Depending on the severity of the drinking habit, physical recovery can be difficult. During the first few weeks of recovery, heavy users will experience mild to severe withdrawals. Withdrawals can begin as soon as 6 hours after the user’s last drink. If withdrawals get to sever, take the afflicted to the emergency room immediately.

Withdrawal symptoms include:

  • Headache
  • Shaky Hands
  • Nausea and vomiting
  • Insomnia
  • Clammy skin, heavy sweating
  • Hallucinations
  • High blood pressure

Withdrawal symptoms will dissipate in one to two weeks, a treatment plan will be necessary immediately following withdrawals. Once the person feels well enough, he or she should attend Alcohol Anonymous (AA) meetings, an outpatient treatment facility, or inpatient treatment facility to ensure he or she is successful in getting sober. Places like our facility, Compass Recovery Center, can be a great help to recovering alcoholics.

Mental Recovery

The mental aspect of overcoming alcoholism can be even harder than the physical. Your mind is your biggest battle. Finding a new hobby like working out, writing, drawing, or religion can help fill the time that used to be spent drinking or at bars. Not letting yourself get bored is an important aspect of recovery.

Attending groups and having someone to talk to that will help you stay sober is crucial. Mending relationships and ending harmful ones will also be a big step in recovery.

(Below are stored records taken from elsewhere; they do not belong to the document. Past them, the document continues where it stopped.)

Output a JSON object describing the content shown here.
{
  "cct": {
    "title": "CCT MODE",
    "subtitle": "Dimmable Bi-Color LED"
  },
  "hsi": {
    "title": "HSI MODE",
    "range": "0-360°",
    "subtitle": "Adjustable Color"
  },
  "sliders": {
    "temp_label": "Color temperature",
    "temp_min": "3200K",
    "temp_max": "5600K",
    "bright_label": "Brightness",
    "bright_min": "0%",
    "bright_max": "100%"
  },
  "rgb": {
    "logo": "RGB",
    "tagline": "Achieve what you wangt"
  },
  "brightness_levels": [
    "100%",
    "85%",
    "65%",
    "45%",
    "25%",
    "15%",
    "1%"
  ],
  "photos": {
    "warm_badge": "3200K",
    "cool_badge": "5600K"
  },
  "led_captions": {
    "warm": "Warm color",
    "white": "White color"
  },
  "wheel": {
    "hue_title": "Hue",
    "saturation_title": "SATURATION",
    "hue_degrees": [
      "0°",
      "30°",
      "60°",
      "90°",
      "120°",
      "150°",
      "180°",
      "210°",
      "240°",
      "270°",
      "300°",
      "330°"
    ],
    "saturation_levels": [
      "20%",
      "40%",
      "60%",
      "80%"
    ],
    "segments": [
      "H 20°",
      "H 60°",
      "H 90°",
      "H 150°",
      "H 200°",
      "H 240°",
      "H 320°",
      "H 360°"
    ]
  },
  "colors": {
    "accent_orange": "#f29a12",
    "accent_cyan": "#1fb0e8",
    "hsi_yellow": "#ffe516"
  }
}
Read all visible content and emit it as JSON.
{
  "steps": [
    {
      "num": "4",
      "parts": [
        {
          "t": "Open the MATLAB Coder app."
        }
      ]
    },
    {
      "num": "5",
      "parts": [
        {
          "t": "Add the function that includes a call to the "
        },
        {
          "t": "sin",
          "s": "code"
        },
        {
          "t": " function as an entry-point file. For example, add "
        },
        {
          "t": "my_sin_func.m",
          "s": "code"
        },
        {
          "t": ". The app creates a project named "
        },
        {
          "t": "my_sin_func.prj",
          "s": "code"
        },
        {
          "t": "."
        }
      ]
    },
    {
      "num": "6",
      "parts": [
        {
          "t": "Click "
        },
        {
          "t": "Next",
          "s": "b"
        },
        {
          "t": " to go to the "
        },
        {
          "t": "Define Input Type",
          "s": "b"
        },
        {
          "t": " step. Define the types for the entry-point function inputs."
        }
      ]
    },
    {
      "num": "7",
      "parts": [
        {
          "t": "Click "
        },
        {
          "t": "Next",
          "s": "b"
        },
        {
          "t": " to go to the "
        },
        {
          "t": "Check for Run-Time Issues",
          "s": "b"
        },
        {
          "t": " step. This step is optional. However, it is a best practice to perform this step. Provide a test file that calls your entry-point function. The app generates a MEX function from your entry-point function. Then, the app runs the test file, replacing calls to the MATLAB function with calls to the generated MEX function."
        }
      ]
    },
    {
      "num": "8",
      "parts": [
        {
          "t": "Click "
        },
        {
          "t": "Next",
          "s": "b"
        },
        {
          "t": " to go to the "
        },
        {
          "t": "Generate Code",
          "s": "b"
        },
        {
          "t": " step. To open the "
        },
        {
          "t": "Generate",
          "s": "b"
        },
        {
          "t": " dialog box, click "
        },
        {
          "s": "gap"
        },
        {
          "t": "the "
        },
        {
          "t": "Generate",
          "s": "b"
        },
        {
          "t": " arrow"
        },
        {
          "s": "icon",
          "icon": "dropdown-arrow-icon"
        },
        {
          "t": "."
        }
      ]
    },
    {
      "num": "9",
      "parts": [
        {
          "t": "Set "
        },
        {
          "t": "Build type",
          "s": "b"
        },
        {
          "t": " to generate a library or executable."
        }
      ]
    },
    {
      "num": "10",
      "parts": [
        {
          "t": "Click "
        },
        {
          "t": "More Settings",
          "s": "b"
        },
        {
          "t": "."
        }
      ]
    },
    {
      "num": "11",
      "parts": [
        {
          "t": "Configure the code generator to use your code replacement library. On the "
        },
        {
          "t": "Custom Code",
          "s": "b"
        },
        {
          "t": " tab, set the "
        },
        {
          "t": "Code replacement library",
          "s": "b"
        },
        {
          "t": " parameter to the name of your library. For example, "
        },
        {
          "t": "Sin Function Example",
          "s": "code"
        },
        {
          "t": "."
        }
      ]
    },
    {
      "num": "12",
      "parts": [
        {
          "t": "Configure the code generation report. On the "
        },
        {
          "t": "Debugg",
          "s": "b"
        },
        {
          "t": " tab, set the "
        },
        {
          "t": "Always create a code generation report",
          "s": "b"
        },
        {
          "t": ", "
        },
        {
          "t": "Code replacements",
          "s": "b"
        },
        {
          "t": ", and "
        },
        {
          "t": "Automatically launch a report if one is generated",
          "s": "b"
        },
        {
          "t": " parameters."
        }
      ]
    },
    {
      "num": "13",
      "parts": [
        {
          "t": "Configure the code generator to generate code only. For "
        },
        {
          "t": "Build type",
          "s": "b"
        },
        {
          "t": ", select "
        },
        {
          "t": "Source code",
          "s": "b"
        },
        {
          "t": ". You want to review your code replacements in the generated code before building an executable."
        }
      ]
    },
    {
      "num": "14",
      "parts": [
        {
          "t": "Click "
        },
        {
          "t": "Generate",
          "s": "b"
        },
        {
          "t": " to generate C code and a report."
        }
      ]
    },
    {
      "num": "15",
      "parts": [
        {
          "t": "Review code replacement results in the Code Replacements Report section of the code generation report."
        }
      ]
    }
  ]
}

Some people will experience a decrease in their brain function. They find themselves making little mistakes like leaving lights on or cabinet doors open, forgetting things, just not functioning quite as well as they used to; this will go away in time. As brain cells repair themselves, the cognitive ability will be restored. Memory will increase as will hand-eye coordination.

Long-Term Effects of Alcoholism

Unfortunately, alcohol addiction can have lasting effects on your mind and body that time cannot fix. Some of the harmful effects of alcohol will not surface until many years later. Some permanent effects of long-term alcoholism include:

  • Liver disease
  • Pancreatitis
  • Kidney disease
  • Mental disorders (anxiety, depression, bipolar disorder, etc.)
  • Heart disease
  • High blood-pressure, stroke

Getting Help

If you or a loved one is suffering from alcohol addiction and need help, contact us today at 1(800) 216-1840.